Archive for February, 2011

10 Non-Financial Tips for Retirement

There seems to be plenty of advice for the financial aspects of retirement. Many of the investment companies have retirement calculators available on their websites to help you figure out how much and where to save money for the day you no longer have to or want to work.

But what about all those non-financial aspects—and just what is retirement these days? For many it’s not about stopping work but it’s changing it! From full time to part time, from salary to contract, from a life-long career to a passion with perks. More than 7 million Baby Boomers are headed towards retirement.

With that comes the questions not just about if they will have enough money to retire but what they want to do the rest of their lives, and that could be as much as thirty more years according to many of the statistics today.

Here are some tips and suggestions to ponder as you plan for your retirement years:

1 Life’s more than money. Start thinking seriously about what retirement really means to you at least ten years before the projected retirement date.

2 Make life plans. Its as important to plan the non-financial aspect of retirement by considering what will make you happy. Maybe it will be climbing Mount Kilimanjaro, cruising the Alaskan fjords or writing the next great novel, it could be going into business for yourself or expanding volunteer activities. Make a life plan and tick off your experiences as you move ahead.

3 Find a purpose. Find something on an ongoing basis that provides you with joy and structure to your life. As mentioned above, it could be travel, hobbies or even new career training and education.

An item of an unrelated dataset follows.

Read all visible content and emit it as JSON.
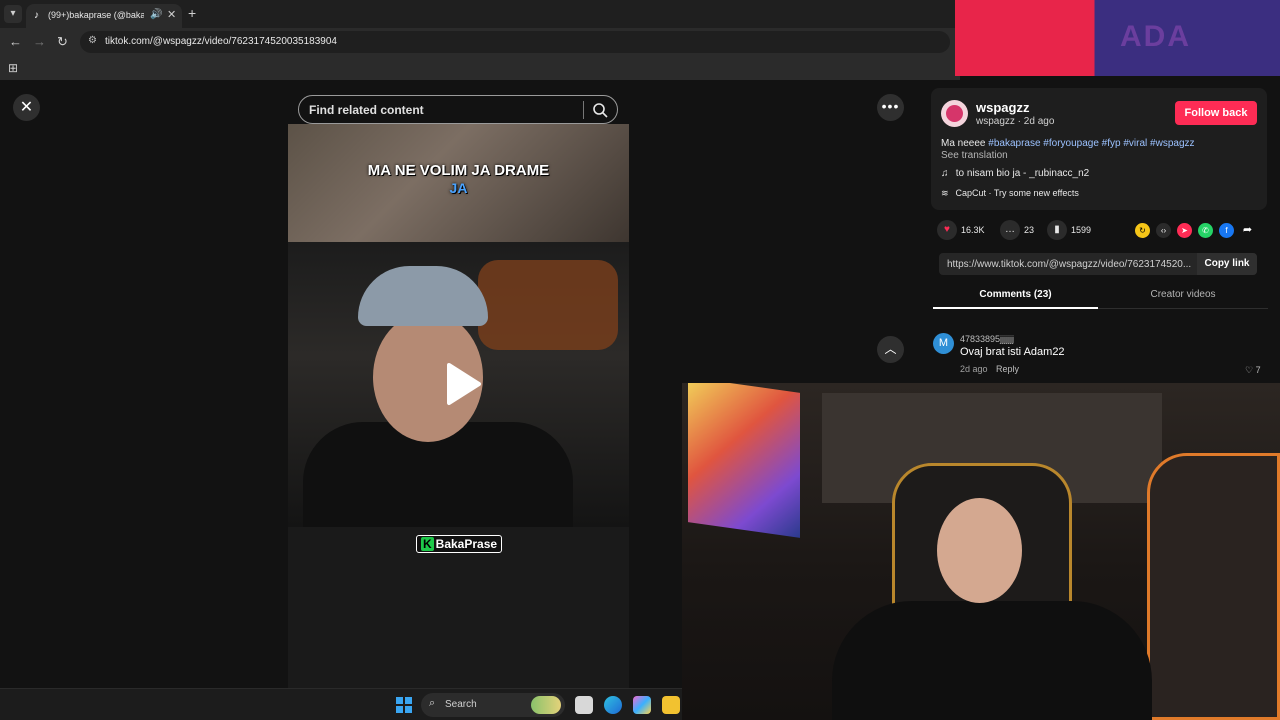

4 Keep sharp. An active brain is a healthy brain. You may feel the need to replace the stimulation of work. Try learning a foreign language or musical instrument, go to a local college and take a night course on anything! Never had time for a pet? Now you do.

5 Volunteer. Getting involved in the community is a great way to give back, as well as a wonderful opportunity to interact and meet new people.

6 Develop new friendships. A measure of whether people have a successful retirement is the strength of their social network that includes family and friends.

7 Spousal input. Retirement often means a shared experience. Therefore make time to share your dreams with your spouse—you may be surprised to learn he/she wants to join you on Mount Kilimanjaro.

8 Remain healthy. There’s an old saying “a lean horse for a long race”. This means eating well, watching your weight, and remaining physically active.

9 Financial stability. If you can’t afford to retire yet, consider partial retirement which could include working part time at your current job or finding something new and exciting from which you can earn some money.

10 What’s next in your life ?  Go to one of many helpful web sites such as www.WhatsNextInYourLife.com to locate non financial planning tools

 

Retirement and planning calculators for the financial aspects can be found on websites by

Mackenzie Investments

Franklin Templeton

AGF